Dataset rows describing interfaces:
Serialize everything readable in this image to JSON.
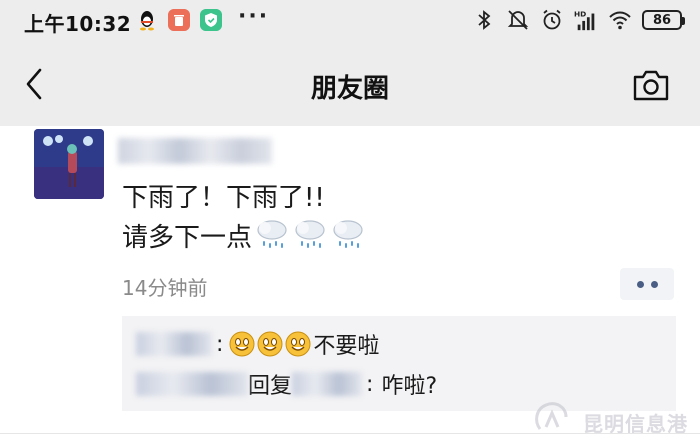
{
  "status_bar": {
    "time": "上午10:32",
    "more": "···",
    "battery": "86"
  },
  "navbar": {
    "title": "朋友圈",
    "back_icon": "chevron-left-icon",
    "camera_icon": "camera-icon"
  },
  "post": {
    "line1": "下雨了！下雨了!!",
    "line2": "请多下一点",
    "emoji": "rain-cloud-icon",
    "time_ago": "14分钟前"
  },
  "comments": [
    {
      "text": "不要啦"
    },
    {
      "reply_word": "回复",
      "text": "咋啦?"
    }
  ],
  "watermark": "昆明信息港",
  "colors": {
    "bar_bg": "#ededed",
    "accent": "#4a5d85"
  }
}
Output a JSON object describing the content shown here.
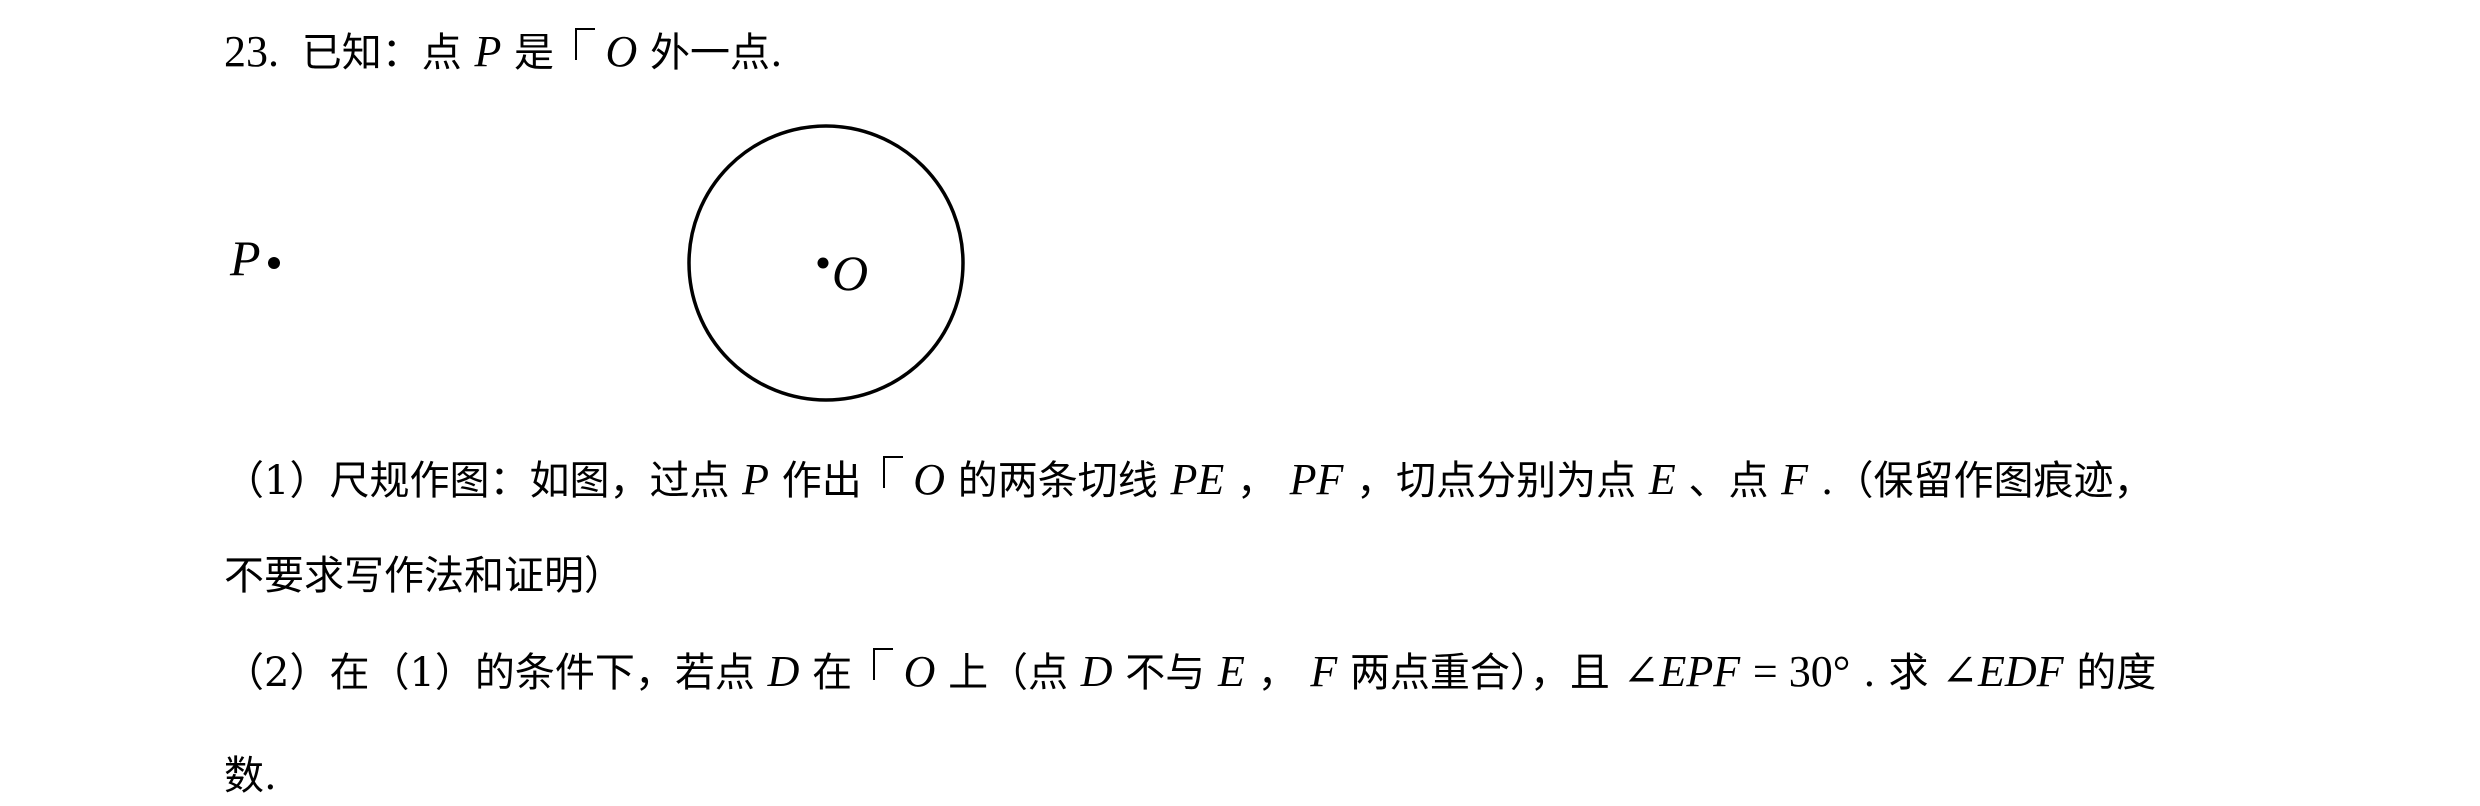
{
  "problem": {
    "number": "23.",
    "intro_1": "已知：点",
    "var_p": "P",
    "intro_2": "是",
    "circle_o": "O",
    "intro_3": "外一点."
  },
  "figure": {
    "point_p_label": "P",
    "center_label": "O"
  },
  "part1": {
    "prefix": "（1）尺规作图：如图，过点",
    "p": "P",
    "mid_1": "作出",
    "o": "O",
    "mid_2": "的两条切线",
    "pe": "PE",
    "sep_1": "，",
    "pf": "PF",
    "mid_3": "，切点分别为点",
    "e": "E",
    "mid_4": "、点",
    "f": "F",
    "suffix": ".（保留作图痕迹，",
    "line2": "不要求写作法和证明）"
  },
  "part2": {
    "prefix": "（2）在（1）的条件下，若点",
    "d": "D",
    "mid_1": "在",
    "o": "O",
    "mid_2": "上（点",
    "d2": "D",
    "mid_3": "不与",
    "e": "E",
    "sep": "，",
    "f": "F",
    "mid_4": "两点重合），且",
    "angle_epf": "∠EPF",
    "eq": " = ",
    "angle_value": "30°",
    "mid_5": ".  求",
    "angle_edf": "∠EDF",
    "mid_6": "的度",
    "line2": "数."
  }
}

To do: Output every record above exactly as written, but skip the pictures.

Answer to this problem:
Serialize everything readable in this image to JSON.
{
  "status_bar": {
    "time": "上午10:32",
    "more": "···",
    "battery": "86"
  },
  "navbar": {
    "title": "朋友圈",
    "back_icon": "chevron-left-icon",
    "camera_icon": "camera-icon"
  },
  "post": {
    "line1": "下雨了！下雨了!!",
    "line2": "请多下一点",
    "emoji": "rain-cloud-icon",
    "time_ago": "14分钟前"
  },
  "comments": [
    {
      "text": "不要啦"
    },
    {
      "reply_word": "回复",
      "text": "咋啦?"
    }
  ],
  "watermark": "昆明信息港",
  "colors": {
    "bar_bg": "#ededed",
    "accent": "#4a5d85"
  }
}
Output a JSON object describing the content shown here.
{
  "problem": {
    "number": "23.",
    "intro_1": "已知：点",
    "var_p": "P",
    "intro_2": "是",
    "circle_o": "O",
    "intro_3": "外一点."
  },
  "figure": {
    "point_p_label": "P",
    "center_label": "O"
  },
  "part1": {
    "prefix": "（1）尺规作图：如图，过点",
    "p": "P",
    "mid_1": "作出",
    "o": "O",
    "mid_2": "的两条切线",
    "pe": "PE",
    "sep_1": "，",
    "pf": "PF",
    "mid_3": "，切点分别为点",
    "e": "E",
    "mid_4": "、点",
    "f": "F",
    "suffix": ".（保留作图痕迹，",
    "line2": "不要求写作法和证明）"
  },
  "part2": {
    "prefix": "（2）在（1）的条件下，若点",
    "d": "D",
    "mid_1": "在",
    "o": "O",
    "mid_2": "上（点",
    "d2": "D",
    "mid_3": "不与",
    "e": "E",
    "sep": "，",
    "f": "F",
    "mid_4": "两点重合），且",
    "angle_epf": "∠EPF",
    "eq": " = ",
    "angle_value": "30°",
    "mid_5": ".  求",
    "angle_edf": "∠EDF",
    "mid_6": "的度",
    "line2": "数."
  }
}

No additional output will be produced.